That actually reminds me, what’s the sample about a molehill toward the end of the record? A bluegrass song?
It’s a traditional American song, “I Wish I Was a Mole in the Ground” and it’s sung by Bascom Lamar Lunsford.
“When I compare a song to a used condom on the floor of a forest, it could be I’m just saying, ‘that was a moment of ecstasy reduced to a shocking iconography of excess.’ ”
Then you go into the last song, and you talk about being a mole.
A lot of people consider bluegrass music to be good-time, fun, “yeehaw” kind of shit, and it’s really not. It’s a lot like what I’m describing about “Leather and Wood”… it’s very despondent and disturbing. There are songs about ethereal pain, and I find that some of the most haunting music I’ve ever heard is people like Dock Boggs and the singer that we feature here. That song is from Harry Smith’s Anthology of American Folk Music… it’s a very common song. It’s a traditional. But the writer Greil Marcus, when I was in high school I read his book Lipstick Traces and he writes about that song. He writes about in very nihilistic terms, almost transposing it with the concept of punk rock, and things I’ve always hit on with my band unintentionally—suffocation, nihilism and these kinds of things. And I thought it was very interesting to view the song in that context, because I don’t think that the singer or performer in any way intended his music to be heard [like that], I think it was intended to be more of a lullaby, to have an American mythological wistfulness.
I might say that about your whole record, on a song like “Snakeskin”.
I think you’re looking too hard into it. I’m not as good an artist as you think I am.
Well “Breaker” is an American pop song, we can say that, right?
I could say it’s a used battery, you know? I could say it’s a discarded condom. I mean a discarded condom, isn’t it really a suggestion of a moment of ecstasy? Walking your dog in the woods, and you walk by a used condom discarded on the floor of the woods, it’s an appalling, stark image. It’s very graphic. And you shudder, and you pull your dog away. But it’s really the byproduct of a moment of ecstasy. When I compare a song to a used condom on the floor of a forest, it’s not that I’m saying it in a disrespectful way.
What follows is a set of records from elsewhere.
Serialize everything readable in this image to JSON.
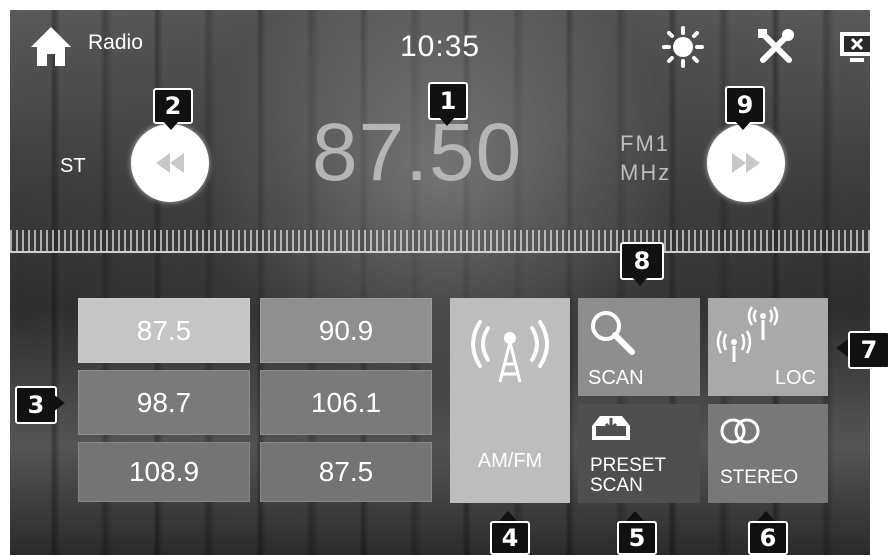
{
  "header": {
    "title": "Radio",
    "clock": "10:35",
    "icons": [
      "home-icon",
      "brightness-icon",
      "settings-icon",
      "screen-off-icon"
    ]
  },
  "tuner": {
    "frequency": "87.50",
    "band": "FM1",
    "unit": "MHz",
    "stereo_indicator": "ST"
  },
  "presets": [
    {
      "label": "87.5",
      "selected": true
    },
    {
      "label": "90.9",
      "selected": false
    },
    {
      "label": "98.7",
      "selected": false
    },
    {
      "label": "106.1",
      "selected": false
    },
    {
      "label": "108.9",
      "selected": false
    },
    {
      "label": "87.5",
      "selected": false
    }
  ],
  "controls": {
    "am_fm": "AM/FM",
    "scan": "SCAN",
    "loc": "LOC",
    "preset_scan_line1": "PRESET",
    "preset_scan_line2": "SCAN",
    "stereo": "STEREO"
  },
  "callouts": [
    "1",
    "2",
    "3",
    "4",
    "5",
    "6",
    "7",
    "8",
    "9"
  ],
  "colors": {
    "callout_bg": "#111111",
    "tile_bg": "#8f8f8f",
    "tile_light": "#c5c5c5",
    "tile_dark": "#4f4f4f"
  }
}
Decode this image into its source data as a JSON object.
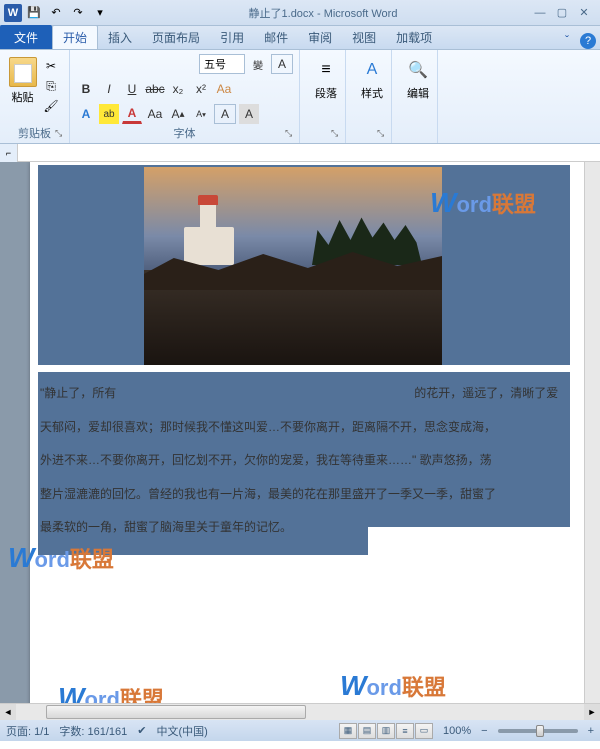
{
  "title": "静止了1.docx - Microsoft Word",
  "tabs": {
    "file": "文件",
    "home": "开始",
    "insert": "插入",
    "layout": "页面布局",
    "ref": "引用",
    "mail": "邮件",
    "review": "审阅",
    "view": "视图",
    "addin": "加载项"
  },
  "ribbon": {
    "clipboard": {
      "label": "剪贴板",
      "paste": "粘贴"
    },
    "font": {
      "label": "字体",
      "size": "五号"
    },
    "para": {
      "label": "段落",
      "btn": "段落"
    },
    "style": {
      "label": "样式",
      "btn": "样式"
    },
    "edit": {
      "label": "编辑",
      "btn": "编辑"
    }
  },
  "doc": {
    "line1a": "\"静止了，所有",
    "line1b": "的花开，遥远了，清晰了爱",
    "line2": "天郁闷，爱却很喜欢；那时候我不懂这叫爱…不要你离开，距离隔不开，思念变成海，",
    "line3": "外进不来…不要你离开，回忆划不开，欠你的宠爱，我在等待重来……\"   歌声悠扬，荡",
    "line4": "整片湿漉漉的回忆。曾经的我也有一片海，最美的花在那里盛开了一季又一季，甜蜜了",
    "line5": "最柔软的一角，甜蜜了脑海里关于童年的记忆。"
  },
  "status": {
    "page": "页面: 1/1",
    "words": "字数: 161/161",
    "lang": "中文(中国)",
    "zoom": "100%",
    "zminus": "−",
    "zplus": "+"
  },
  "watermark": {
    "w": "W",
    "ord": "ord",
    "cn": "联盟"
  }
}
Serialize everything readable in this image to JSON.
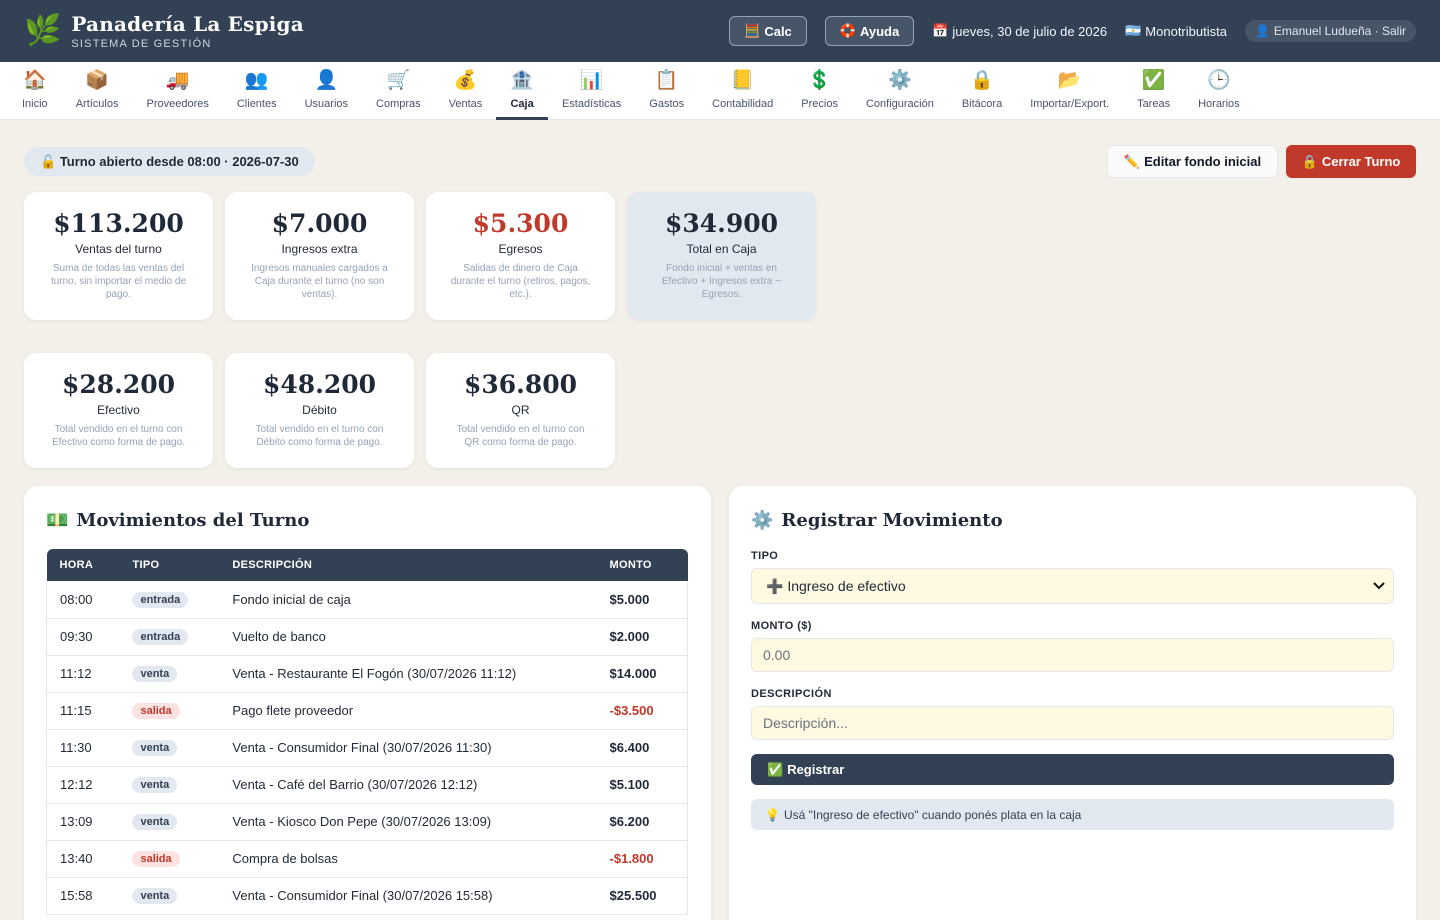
{
  "header": {
    "title": "Panadería La Espiga",
    "subtitle": "SISTEMA DE GESTIÓN",
    "logo_icon": "🌿",
    "calc_icon": "🧮",
    "calc_label": "Calc",
    "help_icon": "🛟",
    "help_label": "Ayuda",
    "date_icon": "📅",
    "date": "jueves, 30 de julio de 2026",
    "flag_icon": "🇦🇷",
    "tax_regime": "Monotributista",
    "user_icon": "👤",
    "user": "Emanuel Ludueña · Salir"
  },
  "nav": [
    {
      "icon": "🏠",
      "label": "Inicio"
    },
    {
      "icon": "📦",
      "label": "Artículos"
    },
    {
      "icon": "🚚",
      "label": "Proveedores"
    },
    {
      "icon": "👥",
      "label": "Clientes"
    },
    {
      "icon": "👤",
      "label": "Usuarios"
    },
    {
      "icon": "🛒",
      "label": "Compras"
    },
    {
      "icon": "💰",
      "label": "Ventas"
    },
    {
      "icon": "🏦",
      "label": "Caja"
    },
    {
      "icon": "📊",
      "label": "Estadísticas"
    },
    {
      "icon": "📋",
      "label": "Gastos"
    },
    {
      "icon": "📒",
      "label": "Contabilidad"
    },
    {
      "icon": "💲",
      "label": "Precios"
    },
    {
      "icon": "⚙️",
      "label": "Configuración"
    },
    {
      "icon": "🔒",
      "label": "Bitácora"
    },
    {
      "icon": "📂",
      "label": "Importar/Export."
    },
    {
      "icon": "✅",
      "label": "Tareas"
    },
    {
      "icon": "🕒",
      "label": "Horarios"
    }
  ],
  "shift": {
    "icon": "🔓",
    "status": "Turno abierto desde 08:00 · 2026-07-30",
    "edit_icon": "✏️",
    "edit_label": "Editar fondo inicial",
    "close_icon": "🔒",
    "close_label": "Cerrar Turno"
  },
  "summary": [
    {
      "value": "$113.200",
      "label": "Ventas del turno",
      "desc": "Suma de todas las ventas del turno, sin importar el medio de pago."
    },
    {
      "value": "$7.000",
      "label": "Ingresos extra",
      "desc": "Ingresos manuales cargados a Caja durante el turno (no son ventas)."
    },
    {
      "value": "$5.300",
      "label": "Egresos",
      "desc": "Salidas de dinero de Caja durante el turno (retiros, pagos, etc.)."
    },
    {
      "value": "$34.900",
      "label": "Total en Caja",
      "desc": "Fondo inicial + ventas en Efectivo + Ingresos extra − Egresos."
    }
  ],
  "payment_methods": [
    {
      "value": "$28.200",
      "label": "Efectivo",
      "desc": "Total vendido en el turno con Efectivo como forma de pago."
    },
    {
      "value": "$48.200",
      "label": "Débito",
      "desc": "Total vendido en el turno con Débito como forma de pago."
    },
    {
      "value": "$36.800",
      "label": "QR",
      "desc": "Total vendido en el turno con QR como forma de pago."
    }
  ],
  "movements": {
    "icon": "💵",
    "title": "Movimientos del Turno",
    "columns": [
      "HORA",
      "TIPO",
      "DESCRIPCIÓN",
      "MONTO"
    ],
    "rows": [
      {
        "time": "08:00",
        "type": "entrada",
        "desc": "Fondo inicial de caja",
        "amount": "$5.000"
      },
      {
        "time": "09:30",
        "type": "entrada",
        "desc": "Vuelto de banco",
        "amount": "$2.000"
      },
      {
        "time": "11:12",
        "type": "venta",
        "desc": "Venta - Restaurante El Fogón (30/07/2026 11:12)",
        "amount": "$14.000"
      },
      {
        "time": "11:15",
        "type": "salida",
        "desc": "Pago flete proveedor",
        "amount": "-$3.500"
      },
      {
        "time": "11:30",
        "type": "venta",
        "desc": "Venta - Consumidor Final (30/07/2026 11:30)",
        "amount": "$6.400"
      },
      {
        "time": "12:12",
        "type": "venta",
        "desc": "Venta - Café del Barrio (30/07/2026 12:12)",
        "amount": "$5.100"
      },
      {
        "time": "13:09",
        "type": "venta",
        "desc": "Venta - Kiosco Don Pepe (30/07/2026 13:09)",
        "amount": "$6.200"
      },
      {
        "time": "13:40",
        "type": "salida",
        "desc": "Compra de bolsas",
        "amount": "-$1.800"
      },
      {
        "time": "15:58",
        "type": "venta",
        "desc": "Venta - Consumidor Final (30/07/2026 15:58)",
        "amount": "$25.500"
      }
    ]
  },
  "register": {
    "icon": "⚙️",
    "title": "Registrar Movimiento",
    "type_label": "TIPO",
    "type_value": "➕ Ingreso de efectivo",
    "amount_label": "MONTO ($)",
    "amount_placeholder": "0.00",
    "desc_label": "DESCRIPCIÓN",
    "desc_placeholder": "Descripción...",
    "submit_icon": "✅",
    "submit_label": "Registrar",
    "tip_icon": "💡",
    "tip": "Usá \"Ingreso de efectivo\" cuando ponés plata en la caja"
  }
}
It could be I’m just saying, “that was a moment of ecstasy reduced to a shocking iconography of excess.”
But bearing in mind Greil Marcus’ interpretation of the Mole song it could go the other way.
Greil Marcus, you know… I only cared what he thought when I was in high school.
“There’s people who devote their lives for very little or no reward…to try and improve the atmosphere around them. And then there’s people like me, who make a living off [of] manipulating the atmosphere with no regard to the effect that it has.”
Are you happy with the record?
Are you just going through the motions now?
I don’t go through motions. I’ll quit. And I will. I hope the audience understands, it’s not that I think I’m so great, that I’m above doing what other people do. It’s that I don’t feel like wasting my life on that when I could do something that’s more valid. Maybe I could be making a film by myself without funding, or maybe I could work for the Atlanta Humane Society. There’s people who devote their lives for very little or no reward, to help people that are helpless, and animals that are helpless, to try and improve the atmosphere around them. And then there’s people like me, who make a living off [of] manipulating the atmosphere with no regard to the effect that it has.
How are you manipulating if you say what’s on your mind and you’re not going in with any intention?
Whether I control it or not, I’m manipulating the environment. If I create a heat from anxiety, my body’s warm—I’m manipulating the environment around me.
So it’s a scientific…
It doesn’t always have to be scientific. But you’re always affecting your environment.
Like when I started off by prefacing our conversation?
Oh, that didn’t really affect me too much. I’m used to prefaces. People want to reveal the context of their interest, “I saw you here and there, we met before in Prague… my cousin in San Fransisco, you slept on their floor once in 2004.”